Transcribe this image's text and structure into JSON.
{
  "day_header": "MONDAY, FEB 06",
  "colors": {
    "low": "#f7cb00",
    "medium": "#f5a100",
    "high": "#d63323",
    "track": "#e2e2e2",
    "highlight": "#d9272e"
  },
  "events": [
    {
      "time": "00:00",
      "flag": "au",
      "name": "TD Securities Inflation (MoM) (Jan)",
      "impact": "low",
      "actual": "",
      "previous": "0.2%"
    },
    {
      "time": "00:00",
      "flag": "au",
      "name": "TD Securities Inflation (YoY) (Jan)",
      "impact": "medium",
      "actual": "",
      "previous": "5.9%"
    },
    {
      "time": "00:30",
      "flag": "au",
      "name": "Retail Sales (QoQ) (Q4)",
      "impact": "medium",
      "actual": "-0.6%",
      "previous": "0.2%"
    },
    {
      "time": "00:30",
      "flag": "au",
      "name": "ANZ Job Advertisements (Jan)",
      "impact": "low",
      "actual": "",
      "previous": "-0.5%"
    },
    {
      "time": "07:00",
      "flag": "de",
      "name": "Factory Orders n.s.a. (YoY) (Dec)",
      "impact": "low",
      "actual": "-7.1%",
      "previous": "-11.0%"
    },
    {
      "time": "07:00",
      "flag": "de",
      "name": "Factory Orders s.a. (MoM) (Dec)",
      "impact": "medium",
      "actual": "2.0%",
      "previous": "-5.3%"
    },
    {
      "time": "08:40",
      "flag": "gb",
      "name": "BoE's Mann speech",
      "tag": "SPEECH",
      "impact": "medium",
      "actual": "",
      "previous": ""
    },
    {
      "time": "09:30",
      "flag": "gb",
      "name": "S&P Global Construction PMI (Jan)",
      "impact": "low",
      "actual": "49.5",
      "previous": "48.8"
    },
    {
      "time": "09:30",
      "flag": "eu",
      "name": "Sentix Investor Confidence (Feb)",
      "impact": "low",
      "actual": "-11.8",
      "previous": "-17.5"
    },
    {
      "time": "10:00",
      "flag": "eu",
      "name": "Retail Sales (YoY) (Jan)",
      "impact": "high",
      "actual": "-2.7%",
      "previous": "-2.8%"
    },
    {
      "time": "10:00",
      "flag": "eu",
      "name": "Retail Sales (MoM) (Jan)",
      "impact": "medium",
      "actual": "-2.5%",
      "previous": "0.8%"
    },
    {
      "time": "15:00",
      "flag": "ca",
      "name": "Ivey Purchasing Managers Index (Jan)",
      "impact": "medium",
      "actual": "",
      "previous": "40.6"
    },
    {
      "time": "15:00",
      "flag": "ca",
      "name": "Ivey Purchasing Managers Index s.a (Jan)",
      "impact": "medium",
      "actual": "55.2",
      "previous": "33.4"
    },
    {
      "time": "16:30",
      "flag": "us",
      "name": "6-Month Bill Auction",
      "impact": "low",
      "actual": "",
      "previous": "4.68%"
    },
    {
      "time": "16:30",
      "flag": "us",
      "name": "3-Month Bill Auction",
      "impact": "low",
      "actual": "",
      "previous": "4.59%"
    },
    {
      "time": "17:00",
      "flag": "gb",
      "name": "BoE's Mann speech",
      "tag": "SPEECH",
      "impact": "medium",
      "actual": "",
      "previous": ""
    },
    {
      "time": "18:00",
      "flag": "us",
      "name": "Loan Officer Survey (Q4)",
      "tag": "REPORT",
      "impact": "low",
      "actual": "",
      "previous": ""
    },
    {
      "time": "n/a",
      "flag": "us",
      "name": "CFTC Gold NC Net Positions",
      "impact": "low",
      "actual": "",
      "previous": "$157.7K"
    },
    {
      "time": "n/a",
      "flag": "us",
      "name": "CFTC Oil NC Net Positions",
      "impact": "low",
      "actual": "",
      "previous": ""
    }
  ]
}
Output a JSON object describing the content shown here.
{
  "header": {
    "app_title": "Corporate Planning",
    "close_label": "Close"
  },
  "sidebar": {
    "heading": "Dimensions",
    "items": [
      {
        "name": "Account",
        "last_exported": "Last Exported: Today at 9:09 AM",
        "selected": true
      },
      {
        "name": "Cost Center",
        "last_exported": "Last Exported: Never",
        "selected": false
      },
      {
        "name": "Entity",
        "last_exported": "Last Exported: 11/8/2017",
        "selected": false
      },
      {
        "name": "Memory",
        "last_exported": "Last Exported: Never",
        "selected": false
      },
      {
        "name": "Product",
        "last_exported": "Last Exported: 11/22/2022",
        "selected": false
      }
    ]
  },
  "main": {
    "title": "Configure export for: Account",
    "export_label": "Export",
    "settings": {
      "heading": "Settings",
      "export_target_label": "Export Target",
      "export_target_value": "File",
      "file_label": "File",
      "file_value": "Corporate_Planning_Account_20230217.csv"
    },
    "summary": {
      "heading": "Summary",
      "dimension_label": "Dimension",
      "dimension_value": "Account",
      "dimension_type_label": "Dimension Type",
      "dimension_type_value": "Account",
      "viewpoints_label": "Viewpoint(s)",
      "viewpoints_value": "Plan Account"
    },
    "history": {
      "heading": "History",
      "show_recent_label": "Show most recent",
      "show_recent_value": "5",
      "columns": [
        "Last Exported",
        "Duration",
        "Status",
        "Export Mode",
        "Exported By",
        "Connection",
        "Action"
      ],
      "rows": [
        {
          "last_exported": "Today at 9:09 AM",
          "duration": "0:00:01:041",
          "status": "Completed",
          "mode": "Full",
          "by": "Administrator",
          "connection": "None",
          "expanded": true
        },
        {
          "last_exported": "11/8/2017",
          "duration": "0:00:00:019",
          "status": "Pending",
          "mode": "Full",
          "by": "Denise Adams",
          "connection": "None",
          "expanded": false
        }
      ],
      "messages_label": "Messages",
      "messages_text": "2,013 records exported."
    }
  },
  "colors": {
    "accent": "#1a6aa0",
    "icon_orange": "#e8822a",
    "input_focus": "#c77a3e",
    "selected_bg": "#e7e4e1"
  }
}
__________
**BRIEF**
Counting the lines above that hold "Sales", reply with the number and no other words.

**SOLUTION TO THIS EXERCISE**
3